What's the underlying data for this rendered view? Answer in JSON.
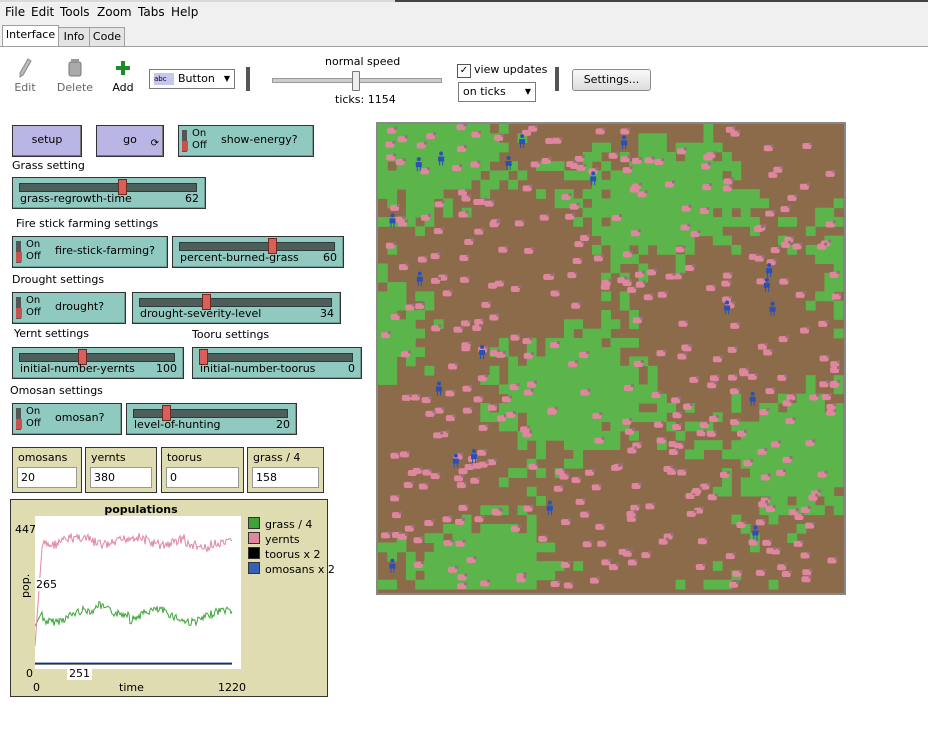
{
  "menu": [
    "File",
    "Edit",
    "Tools",
    "Zoom",
    "Tabs",
    "Help"
  ],
  "tabs": [
    "Interface",
    "Info",
    "Code"
  ],
  "toolbar": {
    "edit": "Edit",
    "delete": "Delete",
    "add": "Add",
    "widget_type": "Button",
    "speed_label": "normal speed",
    "ticks": "ticks: 1154",
    "view_updates": "view updates",
    "update_mode": "on ticks",
    "settings": "Settings..."
  },
  "widgets": {
    "setup": "setup",
    "go": "go",
    "on": "On",
    "off": "Off",
    "show_energy": "show-energy?",
    "grass_setting": "Grass setting",
    "grass_regrowth": {
      "name": "grass-regrowth-time",
      "value": "62",
      "fraction": 0.58
    },
    "fire_settings": "Fire stick farming settings",
    "fire_switch": "fire-stick-farming?",
    "percent_burned": {
      "name": "percent-burned-grass",
      "value": "60",
      "fraction": 0.6
    },
    "drought_settings": "Drought settings",
    "drought_switch": "drought?",
    "drought_level": {
      "name": "drought-severity-level",
      "value": "34",
      "fraction": 0.34
    },
    "yernt_settings": "Yernt settings",
    "tooru_settings": "Tooru settings",
    "init_yernts": {
      "name": "initial-number-yernts",
      "value": "100",
      "fraction": 0.4
    },
    "init_toorus": {
      "name": "initial-number-toorus",
      "value": "0",
      "fraction": 0.0
    },
    "omosan_settings": "Omosan settings",
    "omosan_switch": "omosan?",
    "hunting": {
      "name": "level-of-hunting",
      "value": "20",
      "fraction": 0.2
    }
  },
  "monitors": [
    {
      "name": "omosans",
      "value": "20"
    },
    {
      "name": "yernts",
      "value": "380"
    },
    {
      "name": "toorus",
      "value": "0"
    },
    {
      "name": "grass / 4",
      "value": "158"
    }
  ],
  "chart_data": {
    "type": "line",
    "title": "populations",
    "xlabel": "time",
    "ylabel": "pop.",
    "xlim": [
      0,
      1220
    ],
    "ylim": [
      0,
      447
    ],
    "x_labels": [
      "0",
      "251",
      "1220"
    ],
    "y_labels": [
      "447",
      "265",
      "0"
    ],
    "series": [
      {
        "name": "grass / 4",
        "color": "#3fa33a"
      },
      {
        "name": "yernts",
        "color": "#e087a0"
      },
      {
        "name": "toorus x 2",
        "color": "#000000"
      },
      {
        "name": "omosans x 2",
        "color": "#3660b8"
      }
    ]
  },
  "colors": {
    "grass": "#5cb54a",
    "dirt": "#8b6b4a",
    "yernt": "#e087a0",
    "omosan": "#2b4fb8"
  }
}
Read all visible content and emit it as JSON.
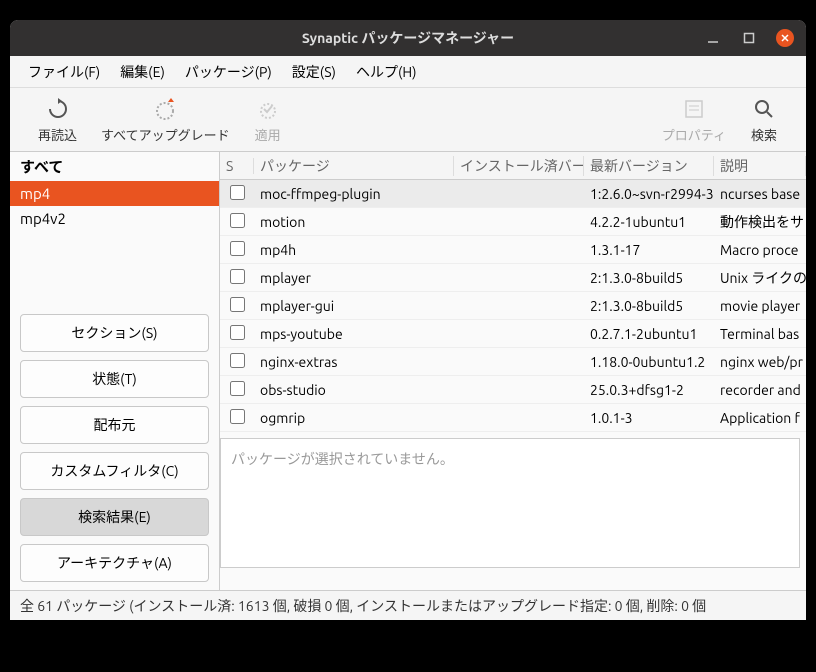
{
  "window": {
    "title": "Synaptic パッケージマネージャー"
  },
  "menu": {
    "file": "ファイル(F)",
    "edit": "編集(E)",
    "package": "パッケージ(P)",
    "settings": "設定(S)",
    "help": "ヘルプ(H)"
  },
  "toolbar": {
    "reload": "再読込",
    "upgrade_all": "すべてアップグレード",
    "apply": "適用",
    "properties": "プロパティ",
    "search": "検索"
  },
  "tree": {
    "all": "すべて",
    "mp4": "mp4",
    "mp4v2": "mp4v2"
  },
  "side_buttons": {
    "sections": "セクション(S)",
    "status": "状態(T)",
    "origin": "配布元",
    "custom": "カスタムフィルタ(C)",
    "search_results": "検索結果(E)",
    "architecture": "アーキテクチャ(A)"
  },
  "columns": {
    "s": "S",
    "package": "パッケージ",
    "installed": "インストール済バー",
    "latest": "最新バージョン",
    "description": "説明"
  },
  "packages": [
    {
      "name": "moc-ffmpeg-plugin",
      "installed": "",
      "latest": "1:2.6.0~svn-r2994-3",
      "desc": "ncurses base"
    },
    {
      "name": "motion",
      "installed": "",
      "latest": "4.2.2-1ubuntu1",
      "desc": "動作検出をサ"
    },
    {
      "name": "mp4h",
      "installed": "",
      "latest": "1.3.1-17",
      "desc": "Macro proce"
    },
    {
      "name": "mplayer",
      "installed": "",
      "latest": "2:1.3.0-8build5",
      "desc": "Unix ライクの"
    },
    {
      "name": "mplayer-gui",
      "installed": "",
      "latest": "2:1.3.0-8build5",
      "desc": "movie player"
    },
    {
      "name": "mps-youtube",
      "installed": "",
      "latest": "0.2.7.1-2ubuntu1",
      "desc": "Terminal bas"
    },
    {
      "name": "nginx-extras",
      "installed": "",
      "latest": "1.18.0-0ubuntu1.2",
      "desc": "nginx web/pr"
    },
    {
      "name": "obs-studio",
      "installed": "",
      "latest": "25.0.3+dfsg1-2",
      "desc": "recorder and"
    },
    {
      "name": "ogmrip",
      "installed": "",
      "latest": "1.0.1-3",
      "desc": "Application f"
    }
  ],
  "detail": {
    "empty": "パッケージが選択されていません。"
  },
  "status": {
    "text": "全 61 パッケージ (インストール済: 1613 個, 破損 0 個, インストールまたはアップグレード指定: 0 個, 削除: 0 個"
  }
}
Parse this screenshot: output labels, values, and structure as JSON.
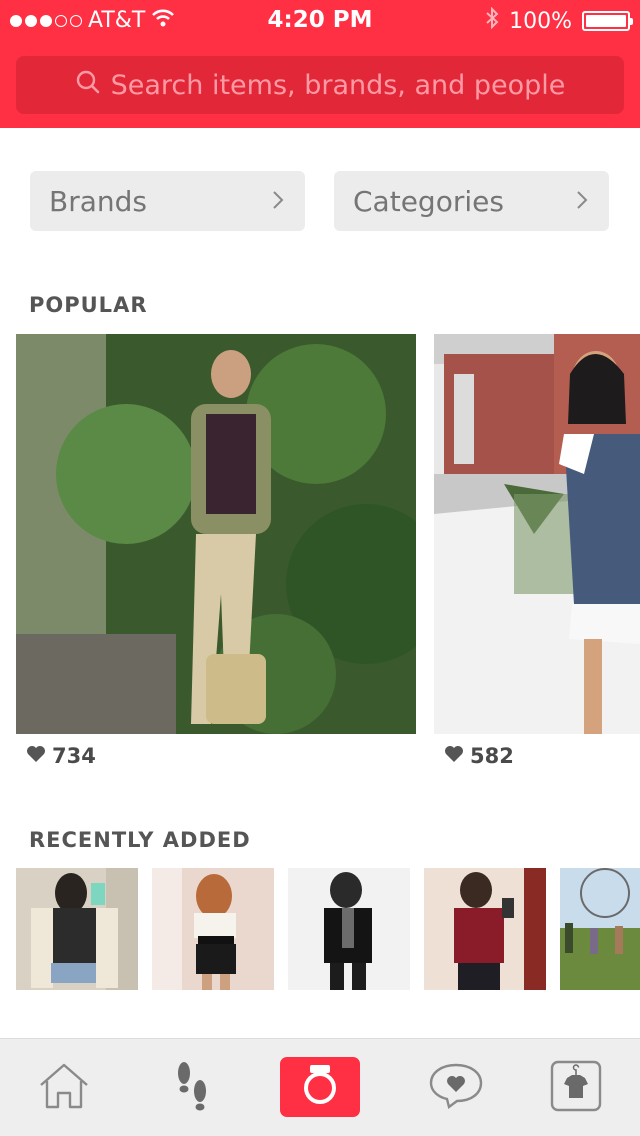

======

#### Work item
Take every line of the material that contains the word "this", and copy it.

#### Problem solution
What's the underlying data for this rendered view? Answer in JSON.
Parse this screenshot: output labels, values, and structure as JSON.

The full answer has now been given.